- sap oozing or weeping from tiny open wounds on tree trunks;
- a yeasty smell (been near a brewery lately? That’s it);
- inch-long, brownish-gray egg masses—like waxy mud when new, brown and scaly when old
- heaps of honeydew under trees and vines and covered, often as not, with black sooty mold.
Besides fruit and hops, what’s at risk? Everything from willows to walnuts—and smooth-barked trees especially. But keep in mind that many a mature tree which, once it has packed on the pounds around its waist and takes on a decidedly rough or furrowed look, looks svelte and clean-cut while still relatively young. Go outside and look at any gently-furrowed tree, and chances are you’re looking at a host. For those areas where tree-of-heaven runs rife, well—you’re looking at what might be its most favorite host of all.
Though it’s hard to wrap your mind around, it sups on some—maybe all—field crops. “We’ve seen it in some of the grain crops that are out there, soybean and what have you,” said Fred R. Strathmeyer Jr., Pennsylvania’s deputy secretary of agriculture. “It’s able to feed on many, many different things.”
Now think about honeydew. Not the drink, not the melon; rather the stuff bugs secrete as they feed. A case of in one end, out the other as they move down the chow line. Although native insects also secrete honeydew, the size of the SLF and staggering numbers that congregate from place to place makes for a remarkable amount of honeydew. Parked your car beneath an infested tree? Time to clean off those sticky windshield wipers.

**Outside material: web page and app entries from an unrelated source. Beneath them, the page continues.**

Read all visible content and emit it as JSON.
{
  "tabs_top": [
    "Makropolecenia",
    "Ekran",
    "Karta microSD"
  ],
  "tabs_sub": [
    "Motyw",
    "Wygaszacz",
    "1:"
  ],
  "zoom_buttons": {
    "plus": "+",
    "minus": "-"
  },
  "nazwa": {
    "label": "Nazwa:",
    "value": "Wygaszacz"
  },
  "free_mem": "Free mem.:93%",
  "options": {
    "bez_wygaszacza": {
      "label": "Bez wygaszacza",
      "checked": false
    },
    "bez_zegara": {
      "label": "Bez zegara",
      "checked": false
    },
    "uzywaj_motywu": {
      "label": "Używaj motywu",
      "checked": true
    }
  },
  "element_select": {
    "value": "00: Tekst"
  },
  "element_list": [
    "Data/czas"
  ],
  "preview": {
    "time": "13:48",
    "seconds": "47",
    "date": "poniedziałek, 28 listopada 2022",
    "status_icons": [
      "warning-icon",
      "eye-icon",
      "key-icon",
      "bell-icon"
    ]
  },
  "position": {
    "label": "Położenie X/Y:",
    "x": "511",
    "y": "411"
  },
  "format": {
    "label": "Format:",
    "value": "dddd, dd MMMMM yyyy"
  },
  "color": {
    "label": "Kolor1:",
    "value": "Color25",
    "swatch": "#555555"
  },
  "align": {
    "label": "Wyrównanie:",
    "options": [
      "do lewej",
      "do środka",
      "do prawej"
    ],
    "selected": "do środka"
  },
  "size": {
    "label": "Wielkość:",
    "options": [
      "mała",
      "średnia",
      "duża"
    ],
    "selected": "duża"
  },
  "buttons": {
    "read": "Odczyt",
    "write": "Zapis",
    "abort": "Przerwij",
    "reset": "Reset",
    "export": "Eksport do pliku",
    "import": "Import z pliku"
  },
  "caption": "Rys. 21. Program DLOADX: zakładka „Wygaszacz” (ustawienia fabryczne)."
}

For sure—this sticky mess and the swarms of insects it attracts gets in the way of outdoor fun. In Pennsylvania, where SLF populations are the densest, people near the heart of the problem can’t go outside without getting honeydew on their hair, clothes, and whatever they’re carrying. At which point “outdoor” and “fun” no longer have all that much in common.
So that’s it in a nutshell and, for spotted lanternfly, all the news that’s fit to print. For now.
Wait … now for the late breaking news:
March 7, 2018
by Mary M. Woodsen
Comments Off on So many acres, so little time: IPM’s answer to where the pests are
It might not look that way from your car window, but farmland covers 23 percent of New York. It’s the foundation of New York’s multi-billion-dollar agricultural economy—one that benefits all of us, no matter where we live.
Most of that cropped land? It’s in field crops: corn, soybeans, alfalfa, and the like. (These crops sustain New York’s dairy industry, third in the nation.) Scouting all that land for pests? A job for super-heroes—or lacking that, an efficient, well-designed app.
So IPM researchers built the app. Now Extension educators with their boots on the ground and a smartphone in their pocket can note hotspots for bad little buggers. Each entry helps map trends that matter: where the pests are, when they got there, and where they’re likely to show up next.
The educators’ audience? Why, farmers, of course.
True, right now the app is mainly used by educators tracking data. But the turnaround is quick, keeping farmers in the know and New York’s farm economy healthy. Think of it as scouting on steroids. Scouting is what keeps farmers abreast of what’s happening out in the field and what they can do to prevent or minimize damage (core values of IPM!). Downloading the data farmers need, then visualizing, manipulating, and editing it—that and more, this app does it all.